WHAT THIS TASK INVOLVES » Determine the count of lines in the following entries that contain the string "Arrived". Write only the number.

Element data from apps and pages
>>

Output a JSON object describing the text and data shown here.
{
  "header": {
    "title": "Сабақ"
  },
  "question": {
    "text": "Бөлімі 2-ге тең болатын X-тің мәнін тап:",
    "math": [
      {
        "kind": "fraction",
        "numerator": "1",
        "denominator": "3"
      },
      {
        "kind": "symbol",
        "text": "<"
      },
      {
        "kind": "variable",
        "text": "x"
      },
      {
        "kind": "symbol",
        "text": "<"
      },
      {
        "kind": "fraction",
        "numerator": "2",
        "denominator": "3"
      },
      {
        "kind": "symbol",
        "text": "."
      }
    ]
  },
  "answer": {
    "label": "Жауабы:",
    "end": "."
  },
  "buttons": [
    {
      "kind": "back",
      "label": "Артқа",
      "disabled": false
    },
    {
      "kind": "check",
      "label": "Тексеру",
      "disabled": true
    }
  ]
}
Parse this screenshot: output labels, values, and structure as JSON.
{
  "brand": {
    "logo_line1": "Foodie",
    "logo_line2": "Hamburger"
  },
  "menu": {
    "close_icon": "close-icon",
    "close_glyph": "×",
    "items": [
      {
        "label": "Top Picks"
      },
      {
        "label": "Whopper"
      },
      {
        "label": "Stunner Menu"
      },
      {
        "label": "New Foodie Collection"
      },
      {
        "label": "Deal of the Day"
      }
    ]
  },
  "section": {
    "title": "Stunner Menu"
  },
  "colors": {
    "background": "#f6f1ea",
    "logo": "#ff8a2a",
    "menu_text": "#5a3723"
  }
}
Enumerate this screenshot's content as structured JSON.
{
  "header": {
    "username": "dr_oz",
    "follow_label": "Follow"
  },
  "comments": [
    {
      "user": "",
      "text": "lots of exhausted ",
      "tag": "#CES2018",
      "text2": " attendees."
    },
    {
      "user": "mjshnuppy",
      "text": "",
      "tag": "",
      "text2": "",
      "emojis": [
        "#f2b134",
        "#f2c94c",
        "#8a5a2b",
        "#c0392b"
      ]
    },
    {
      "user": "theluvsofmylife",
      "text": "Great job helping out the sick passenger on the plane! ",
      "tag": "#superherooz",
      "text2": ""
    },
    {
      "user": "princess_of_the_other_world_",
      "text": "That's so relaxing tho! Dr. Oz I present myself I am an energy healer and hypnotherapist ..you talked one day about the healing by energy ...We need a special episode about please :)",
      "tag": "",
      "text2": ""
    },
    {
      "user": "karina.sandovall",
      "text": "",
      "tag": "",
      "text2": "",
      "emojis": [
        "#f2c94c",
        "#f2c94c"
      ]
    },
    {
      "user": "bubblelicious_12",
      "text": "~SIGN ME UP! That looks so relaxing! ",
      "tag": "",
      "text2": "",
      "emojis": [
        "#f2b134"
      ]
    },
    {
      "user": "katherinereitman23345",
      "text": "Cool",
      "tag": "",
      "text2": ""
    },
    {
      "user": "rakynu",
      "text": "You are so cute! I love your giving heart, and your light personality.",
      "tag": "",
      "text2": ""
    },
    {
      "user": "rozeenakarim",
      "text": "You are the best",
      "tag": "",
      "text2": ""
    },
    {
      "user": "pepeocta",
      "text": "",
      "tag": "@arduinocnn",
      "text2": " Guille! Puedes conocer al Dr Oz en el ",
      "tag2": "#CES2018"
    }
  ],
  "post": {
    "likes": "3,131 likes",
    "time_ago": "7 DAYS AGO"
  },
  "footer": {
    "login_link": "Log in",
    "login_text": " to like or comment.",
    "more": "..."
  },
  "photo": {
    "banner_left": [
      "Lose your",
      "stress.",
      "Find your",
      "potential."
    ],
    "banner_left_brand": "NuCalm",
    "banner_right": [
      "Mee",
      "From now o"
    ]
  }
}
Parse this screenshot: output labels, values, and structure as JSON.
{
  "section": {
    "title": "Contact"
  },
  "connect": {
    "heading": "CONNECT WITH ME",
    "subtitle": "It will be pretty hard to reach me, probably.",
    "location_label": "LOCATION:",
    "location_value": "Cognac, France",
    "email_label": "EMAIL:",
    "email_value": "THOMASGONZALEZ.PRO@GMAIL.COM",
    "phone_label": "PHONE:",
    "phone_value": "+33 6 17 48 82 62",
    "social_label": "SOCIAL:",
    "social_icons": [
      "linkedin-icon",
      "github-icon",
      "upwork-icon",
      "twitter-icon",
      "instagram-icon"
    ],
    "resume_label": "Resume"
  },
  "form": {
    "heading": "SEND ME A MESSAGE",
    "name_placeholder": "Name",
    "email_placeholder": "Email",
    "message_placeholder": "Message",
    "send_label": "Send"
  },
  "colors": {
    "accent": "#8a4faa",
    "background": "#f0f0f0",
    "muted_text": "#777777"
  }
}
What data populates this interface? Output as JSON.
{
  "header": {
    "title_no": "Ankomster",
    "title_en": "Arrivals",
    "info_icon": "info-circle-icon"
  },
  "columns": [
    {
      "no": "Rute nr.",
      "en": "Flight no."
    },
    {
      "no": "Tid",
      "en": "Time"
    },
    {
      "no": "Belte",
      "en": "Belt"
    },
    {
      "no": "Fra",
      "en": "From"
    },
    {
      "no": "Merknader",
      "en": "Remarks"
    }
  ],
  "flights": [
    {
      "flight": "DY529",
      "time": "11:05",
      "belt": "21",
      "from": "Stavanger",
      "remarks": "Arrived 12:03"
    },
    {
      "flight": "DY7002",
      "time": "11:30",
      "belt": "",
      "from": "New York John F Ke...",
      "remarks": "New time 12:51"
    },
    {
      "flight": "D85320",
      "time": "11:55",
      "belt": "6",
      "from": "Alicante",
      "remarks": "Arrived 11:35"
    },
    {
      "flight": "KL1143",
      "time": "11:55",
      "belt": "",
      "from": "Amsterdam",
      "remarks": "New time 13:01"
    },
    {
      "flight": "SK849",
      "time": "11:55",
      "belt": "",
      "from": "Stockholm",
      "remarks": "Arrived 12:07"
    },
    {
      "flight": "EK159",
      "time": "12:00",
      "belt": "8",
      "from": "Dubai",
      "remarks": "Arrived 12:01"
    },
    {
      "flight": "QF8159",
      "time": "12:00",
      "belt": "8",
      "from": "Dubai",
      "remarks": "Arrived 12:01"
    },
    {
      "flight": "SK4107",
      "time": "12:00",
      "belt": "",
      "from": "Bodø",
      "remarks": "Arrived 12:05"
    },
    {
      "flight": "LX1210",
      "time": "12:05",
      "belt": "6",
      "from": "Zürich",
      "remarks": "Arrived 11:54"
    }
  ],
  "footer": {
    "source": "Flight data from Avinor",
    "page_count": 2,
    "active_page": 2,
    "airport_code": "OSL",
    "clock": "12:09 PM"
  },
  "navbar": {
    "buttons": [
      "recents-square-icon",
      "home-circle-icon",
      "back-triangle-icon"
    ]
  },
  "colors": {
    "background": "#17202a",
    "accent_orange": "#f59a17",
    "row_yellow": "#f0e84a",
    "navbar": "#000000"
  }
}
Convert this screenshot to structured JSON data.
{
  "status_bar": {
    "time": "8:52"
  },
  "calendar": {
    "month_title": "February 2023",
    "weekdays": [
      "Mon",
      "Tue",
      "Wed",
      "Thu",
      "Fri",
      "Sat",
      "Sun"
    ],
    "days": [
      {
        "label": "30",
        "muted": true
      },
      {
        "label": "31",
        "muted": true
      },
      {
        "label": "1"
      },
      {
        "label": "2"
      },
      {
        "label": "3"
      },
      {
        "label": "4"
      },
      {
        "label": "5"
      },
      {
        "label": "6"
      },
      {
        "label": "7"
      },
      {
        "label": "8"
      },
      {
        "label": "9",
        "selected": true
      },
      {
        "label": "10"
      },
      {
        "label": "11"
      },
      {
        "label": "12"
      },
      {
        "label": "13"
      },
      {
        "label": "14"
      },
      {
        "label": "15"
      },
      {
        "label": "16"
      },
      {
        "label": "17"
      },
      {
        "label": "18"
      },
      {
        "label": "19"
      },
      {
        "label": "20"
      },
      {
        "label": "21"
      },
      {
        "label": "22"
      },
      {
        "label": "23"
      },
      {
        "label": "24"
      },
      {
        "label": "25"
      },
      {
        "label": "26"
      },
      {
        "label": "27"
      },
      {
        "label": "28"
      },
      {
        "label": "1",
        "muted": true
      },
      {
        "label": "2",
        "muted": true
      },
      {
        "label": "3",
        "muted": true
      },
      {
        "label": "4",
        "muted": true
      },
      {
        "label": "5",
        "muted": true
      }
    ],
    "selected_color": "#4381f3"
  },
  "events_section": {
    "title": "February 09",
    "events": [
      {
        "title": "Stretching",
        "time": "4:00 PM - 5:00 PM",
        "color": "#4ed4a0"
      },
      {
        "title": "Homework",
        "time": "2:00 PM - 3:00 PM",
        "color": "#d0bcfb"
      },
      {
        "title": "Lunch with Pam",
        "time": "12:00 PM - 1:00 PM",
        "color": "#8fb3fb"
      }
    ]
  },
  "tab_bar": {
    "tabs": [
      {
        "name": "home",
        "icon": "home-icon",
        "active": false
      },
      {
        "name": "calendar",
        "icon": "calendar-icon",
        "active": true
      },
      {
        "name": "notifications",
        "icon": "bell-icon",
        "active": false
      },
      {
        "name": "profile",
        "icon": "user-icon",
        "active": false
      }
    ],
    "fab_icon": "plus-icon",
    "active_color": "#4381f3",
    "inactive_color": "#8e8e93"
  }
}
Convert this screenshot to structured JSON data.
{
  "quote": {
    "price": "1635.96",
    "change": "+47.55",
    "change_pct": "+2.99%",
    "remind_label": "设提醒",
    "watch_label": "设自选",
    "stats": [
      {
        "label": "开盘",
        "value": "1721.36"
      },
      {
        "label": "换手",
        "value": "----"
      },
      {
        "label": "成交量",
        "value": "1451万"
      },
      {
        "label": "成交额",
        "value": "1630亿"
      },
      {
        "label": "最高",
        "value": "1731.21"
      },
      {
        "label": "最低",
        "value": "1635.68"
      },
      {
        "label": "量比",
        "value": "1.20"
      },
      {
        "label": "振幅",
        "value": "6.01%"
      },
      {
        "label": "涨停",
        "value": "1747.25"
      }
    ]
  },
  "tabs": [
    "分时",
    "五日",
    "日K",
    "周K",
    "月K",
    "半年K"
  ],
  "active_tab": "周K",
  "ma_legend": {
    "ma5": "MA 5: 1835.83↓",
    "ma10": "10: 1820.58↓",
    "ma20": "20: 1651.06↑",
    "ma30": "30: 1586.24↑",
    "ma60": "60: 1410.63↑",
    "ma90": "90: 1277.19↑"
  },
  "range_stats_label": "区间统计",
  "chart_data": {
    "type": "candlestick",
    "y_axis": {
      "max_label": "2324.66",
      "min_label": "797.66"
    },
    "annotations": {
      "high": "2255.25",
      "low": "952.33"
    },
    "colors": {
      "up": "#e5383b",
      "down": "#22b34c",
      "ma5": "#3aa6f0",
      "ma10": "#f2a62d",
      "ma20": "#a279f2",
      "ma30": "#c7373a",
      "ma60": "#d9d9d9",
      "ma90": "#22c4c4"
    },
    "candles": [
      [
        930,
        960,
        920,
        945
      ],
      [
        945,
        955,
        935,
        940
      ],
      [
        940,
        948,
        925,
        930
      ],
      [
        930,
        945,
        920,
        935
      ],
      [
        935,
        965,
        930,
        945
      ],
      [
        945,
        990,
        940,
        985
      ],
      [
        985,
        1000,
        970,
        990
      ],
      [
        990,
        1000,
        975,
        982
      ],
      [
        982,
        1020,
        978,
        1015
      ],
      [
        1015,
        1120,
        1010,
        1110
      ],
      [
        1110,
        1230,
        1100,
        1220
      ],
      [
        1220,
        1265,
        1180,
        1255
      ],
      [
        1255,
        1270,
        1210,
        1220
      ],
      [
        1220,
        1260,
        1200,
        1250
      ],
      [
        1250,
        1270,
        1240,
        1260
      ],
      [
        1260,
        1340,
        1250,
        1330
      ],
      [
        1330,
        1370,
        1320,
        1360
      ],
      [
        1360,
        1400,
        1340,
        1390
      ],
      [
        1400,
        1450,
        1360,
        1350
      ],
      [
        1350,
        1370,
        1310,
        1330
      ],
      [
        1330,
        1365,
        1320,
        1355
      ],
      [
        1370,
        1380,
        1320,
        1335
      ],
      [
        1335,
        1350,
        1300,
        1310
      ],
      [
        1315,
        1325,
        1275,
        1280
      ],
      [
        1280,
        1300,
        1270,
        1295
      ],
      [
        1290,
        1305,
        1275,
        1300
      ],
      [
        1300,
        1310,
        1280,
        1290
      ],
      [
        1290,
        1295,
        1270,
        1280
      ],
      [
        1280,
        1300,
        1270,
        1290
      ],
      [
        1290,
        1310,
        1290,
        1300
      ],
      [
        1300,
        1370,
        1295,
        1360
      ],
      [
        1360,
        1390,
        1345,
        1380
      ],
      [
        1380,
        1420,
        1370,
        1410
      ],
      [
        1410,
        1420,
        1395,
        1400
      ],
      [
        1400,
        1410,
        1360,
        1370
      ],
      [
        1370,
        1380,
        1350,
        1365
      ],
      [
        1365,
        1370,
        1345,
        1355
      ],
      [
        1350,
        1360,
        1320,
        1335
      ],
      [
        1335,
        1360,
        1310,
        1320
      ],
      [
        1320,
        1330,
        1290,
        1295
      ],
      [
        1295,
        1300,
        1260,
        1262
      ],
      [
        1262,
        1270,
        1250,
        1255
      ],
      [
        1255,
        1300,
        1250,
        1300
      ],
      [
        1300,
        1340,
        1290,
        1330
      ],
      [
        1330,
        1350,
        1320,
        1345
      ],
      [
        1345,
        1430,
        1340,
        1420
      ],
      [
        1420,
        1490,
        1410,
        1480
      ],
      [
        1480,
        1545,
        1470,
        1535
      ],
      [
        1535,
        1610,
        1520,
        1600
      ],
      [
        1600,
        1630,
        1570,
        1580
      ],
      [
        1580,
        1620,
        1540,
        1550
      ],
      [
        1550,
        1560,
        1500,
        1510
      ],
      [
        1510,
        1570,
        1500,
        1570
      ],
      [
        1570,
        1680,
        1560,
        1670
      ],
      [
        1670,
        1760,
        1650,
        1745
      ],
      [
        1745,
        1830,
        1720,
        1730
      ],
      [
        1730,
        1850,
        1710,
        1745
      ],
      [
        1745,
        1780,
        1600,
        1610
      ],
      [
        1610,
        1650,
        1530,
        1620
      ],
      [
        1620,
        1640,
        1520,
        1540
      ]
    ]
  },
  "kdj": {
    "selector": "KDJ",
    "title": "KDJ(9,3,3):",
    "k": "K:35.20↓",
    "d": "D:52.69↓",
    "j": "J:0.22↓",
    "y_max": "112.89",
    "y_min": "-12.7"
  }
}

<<

RESPONSE BOX » 7